of December 11, 2016
Issued from Rancho Regenesis near Ek Balam ruins 20kms north of Valladolid, Yucatán, Mexico


The little family stores in Ek Balam and Santa Rita don't carry such exotic foods as granola and carrots, so sometimes I need to bike to the much larger town of Temozón about six kms south of the rancho. The first kilometer or so takes me down a deeply shaded dirt trail through woods. This week the path is crunchy with curled, dried-up leaves fallen because the dry season has begun. It smells and feels like similar woodland trails up north at the end of a hot, dry summer.

The trail abruptly connects with the main highway between Valladolid to the south and Río Lagartos on the coast to the north. The highway's glaring openness and rush of double-trailer trucks, buses and local traffic, all loud and all in a hurry, come as a shock after being at the rancho. But, out on the highway peddling south, I remember that the open road also is good -- the broad sky with its expressive clouds, the wind and ever-changing scenery.

The dry season began about a month early this year, so herbs and grasses along the road are yellowing and starting to look puckery. The northern Yucatan always is arid, for it extends into that belt of aridness that wraps around globe at about 30°N, in which are found the deserts of northern Mexico, northern Africa, the Middle East, Mongolia and other places. This arid zone is a product of the Hadley Cell -- hot, moist air at the Equator rising and dumping its water, then later descending at 30° N and S as dry air. If you travel from one end of this road to another you can watch the transition, in terms of trees being taller and less scrubby on the southern end. Our Hadley Cell page goes into the details at

Somehow thinking about the Hadley Cell and my place in it today makes me especially glad to be puffing out carbon dioxide that will be used during photosynthesis by weeds along the road to make carbohydrate for their own bodies. My CO2 goes into them, and their oxygen photosynthesis-byproduct is sent back to become part of me. The farther south I go the more clearly I see myself as part of all this.

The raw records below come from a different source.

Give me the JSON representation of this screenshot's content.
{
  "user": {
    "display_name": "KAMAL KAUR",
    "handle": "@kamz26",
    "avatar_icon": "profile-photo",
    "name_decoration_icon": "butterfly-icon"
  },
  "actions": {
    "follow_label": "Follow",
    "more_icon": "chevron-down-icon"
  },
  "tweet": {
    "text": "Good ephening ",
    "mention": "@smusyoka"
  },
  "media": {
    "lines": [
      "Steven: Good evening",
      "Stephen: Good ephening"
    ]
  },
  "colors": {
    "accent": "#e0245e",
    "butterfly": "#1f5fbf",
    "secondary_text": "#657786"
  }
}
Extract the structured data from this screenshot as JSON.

In fact, I'm glorying in the fact that sunlight-energy stored among atomic bonds in the carbohydrate of the granola I ate this morning right now powers up my brain to the point that I can see vividly that I am some kind of... song. I am a song that not only spews out CO2 but also sweat and heat, and now look how all these byproducts of life majestically waft into the wind streaming around me, wind headed north today in some kind of sub-pattern of the Hadley Cell.

Thinking like this makes me feel like part of something big, but the same thoughts remind me how tiny I am in the scheme of things.

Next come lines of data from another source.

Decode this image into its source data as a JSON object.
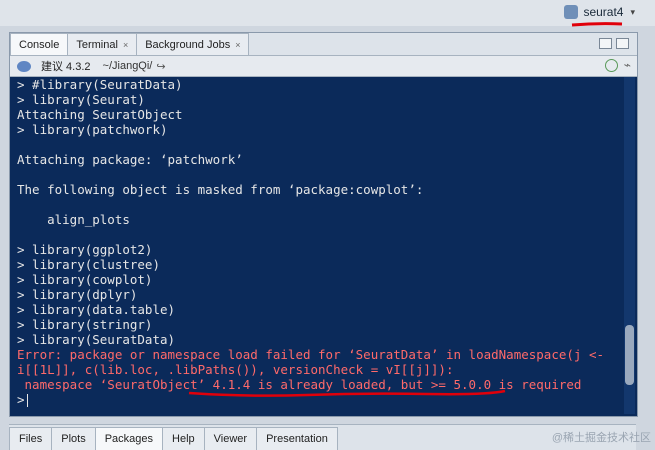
{
  "project": {
    "name": "seurat4"
  },
  "tabs": [
    {
      "label": "Console"
    },
    {
      "label": "Terminal"
    },
    {
      "label": "Background Jobs"
    }
  ],
  "subbar": {
    "r_version": "建议 4.3.2",
    "path": "~/JiangQi/"
  },
  "console": {
    "lines": [
      {
        "text": "> #library(SeuratData)",
        "type": "normal"
      },
      {
        "text": "> library(Seurat)",
        "type": "normal"
      },
      {
        "text": "Attaching SeuratObject",
        "type": "normal"
      },
      {
        "text": "> library(patchwork)",
        "type": "normal"
      },
      {
        "text": "",
        "type": "normal"
      },
      {
        "text": "Attaching package: ‘patchwork’",
        "type": "normal"
      },
      {
        "text": "",
        "type": "normal"
      },
      {
        "text": "The following object is masked from ‘package:cowplot’:",
        "type": "normal"
      },
      {
        "text": "",
        "type": "normal"
      },
      {
        "text": "    align_plots",
        "type": "normal"
      },
      {
        "text": "",
        "type": "normal"
      },
      {
        "text": "> library(ggplot2)",
        "type": "normal"
      },
      {
        "text": "> library(clustree)",
        "type": "normal"
      },
      {
        "text": "> library(cowplot)",
        "type": "normal"
      },
      {
        "text": "> library(dplyr)",
        "type": "normal"
      },
      {
        "text": "> library(data.table)",
        "type": "normal"
      },
      {
        "text": "> library(stringr)",
        "type": "normal"
      },
      {
        "text": "> library(SeuratData)",
        "type": "normal"
      },
      {
        "text": "Error: package or namespace load failed for ‘SeuratData’ in loadNamespace(j <-",
        "type": "error"
      },
      {
        "text": "i[[1L]], c(lib.loc, .libPaths()), versionCheck = vI[[j]]):",
        "type": "error"
      },
      {
        "text": " namespace ‘SeuratObject’ 4.1.4 is already loaded, but >= 5.0.0 is required",
        "type": "error"
      }
    ],
    "prompt": ">"
  },
  "bottom_tabs": [
    {
      "label": "Files"
    },
    {
      "label": "Plots"
    },
    {
      "label": "Packages"
    },
    {
      "label": "Help"
    },
    {
      "label": "Viewer"
    },
    {
      "label": "Presentation"
    }
  ],
  "watermark": "@稀土掘金技术社区",
  "colors": {
    "console_bg": "#0b2a5a",
    "error_text": "#ff6a6a",
    "annotation_red": "#e0000a"
  }
}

Actually, long ago I figured out that "I" am hardly anything at all, just some kind of ephemeral, ad hoc perception given to imagining this world of weedy roadsides and grinning dogs on no other grounds than stimuli conducted to a brain-computer. The stimuli are caused by the effects of force fields of my own atoms and molecules interacting with force fields of atoms and molecules of other things. These atoms and molecules of both myself and the world around me are exquisitely configured, somehow having been aligned and mingled into sub-universes that interrelate in awareness-generating patterns. It's all so beautiful and mysterious that there's a basis for spirituality there.

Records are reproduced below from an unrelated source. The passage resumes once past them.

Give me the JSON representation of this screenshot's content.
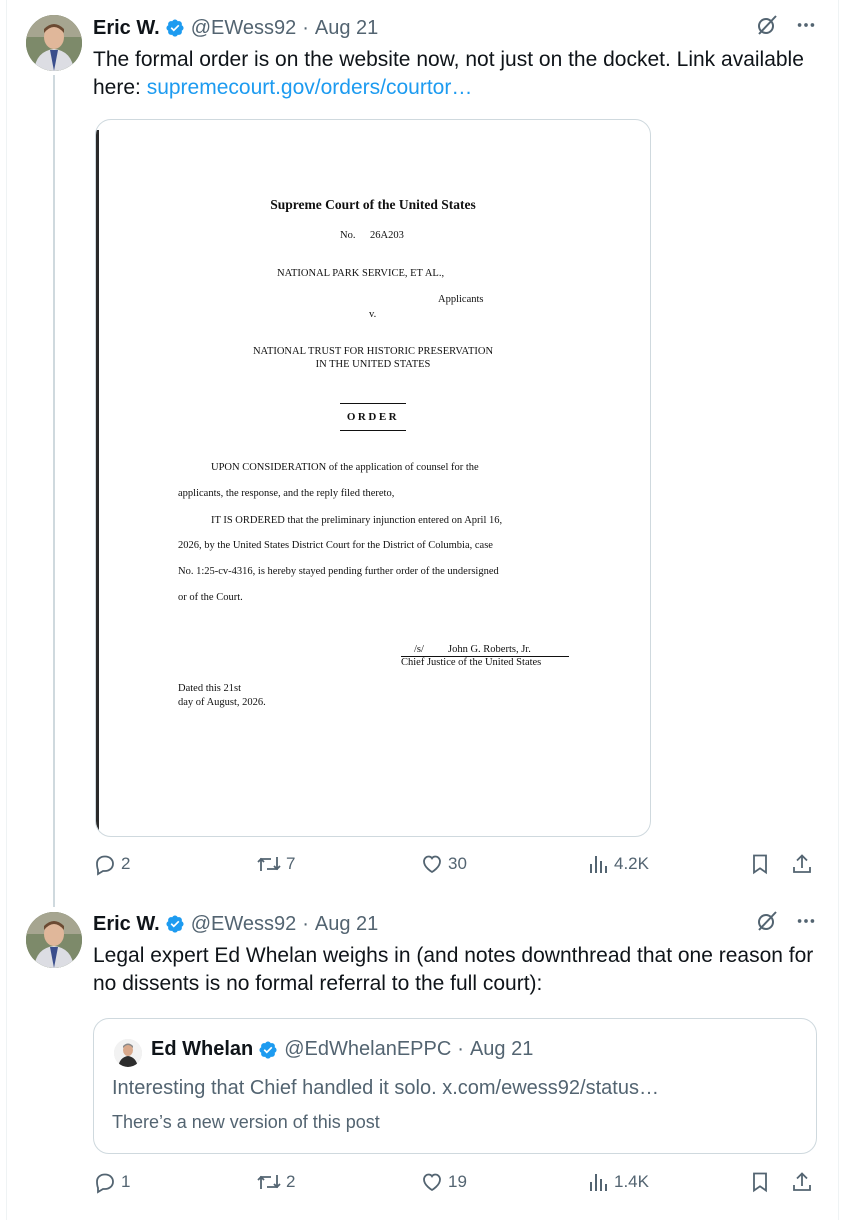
{
  "tweets": [
    {
      "author_name": "Eric W.",
      "handle": "@EWess92",
      "separator": "·",
      "date": "Aug 21",
      "text_pre": "The formal order is on the website now, not just on the docket. Link available here: ",
      "link": "supremecourt.gov/orders/courtor…",
      "stats": {
        "replies": "2",
        "reposts": "7",
        "likes": "30",
        "views": "4.2K"
      }
    },
    {
      "author_name": "Eric W.",
      "handle": "@EWess92",
      "separator": "·",
      "date": "Aug 21",
      "text": "Legal expert Ed Whelan weighs in (and notes downthread that one reason for no dissents is no formal referral to the full court):",
      "stats": {
        "replies": "1",
        "reposts": "2",
        "likes": "19",
        "views": "1.4K"
      }
    }
  ],
  "document": {
    "court": "Supreme Court of the United States",
    "no_label": "No.",
    "docket": "26A203",
    "applicant": "NATIONAL PARK SERVICE, ET AL.,",
    "applicants_label": "Applicants",
    "versus": "v.",
    "respondent_line1": "NATIONAL TRUST FOR HISTORIC PRESERVATION",
    "respondent_line2": "IN THE UNITED STATES",
    "order_title": "ORDER",
    "para1_line1": "UPON CONSIDERATION of the application of counsel for the",
    "para1_line2": "applicants, the response, and the reply filed thereto,",
    "para2_line1": "IT IS ORDERED that the preliminary injunction entered on April 16,",
    "para2_line2": "2026, by the United States District Court for the District of Columbia, case",
    "para2_line3": "No. 1:25-cv-4316, is hereby stayed pending further order of the undersigned",
    "para2_line4": "or of the Court.",
    "sig_mark": "/s/",
    "signer": "John G. Roberts, Jr.",
    "signer_title": "Chief Justice of the United States",
    "dated_line1": "Dated this 21st",
    "dated_line2": "day of August, 2026."
  },
  "quote": {
    "author_name": "Ed Whelan",
    "handle": "@EdWhelanEPPC",
    "separator": "·",
    "date": "Aug 21",
    "text": "Interesting that Chief handled it solo. x.com/ewess92/status…",
    "note": "There’s a new version of this post"
  },
  "icons": [
    "verified-badge-icon",
    "grok-icon",
    "more-icon",
    "reply-icon",
    "repost-icon",
    "like-icon",
    "views-icon",
    "bookmark-icon",
    "share-icon"
  ],
  "colors": {
    "link": "#1d9bf0",
    "verified": "#1d9bf0",
    "secondary_text": "#536471",
    "border": "#cfd9de"
  }
}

So, the spirit moving me as I peddle into the wind here on the road to Temozón inspires me to say this: That today -- despite my evanescence and unimportance -- I claim to be nothing less than a scintilla of Gaia/the-Earth-as-One-Living-Thing, and that what there is of me rejoices in being one of a near infinite number of clouds of atoms and molecules configured to thrive on the Universe's poetic and well meaning illusions, and to contribute to those illusions, as I'm doing right now.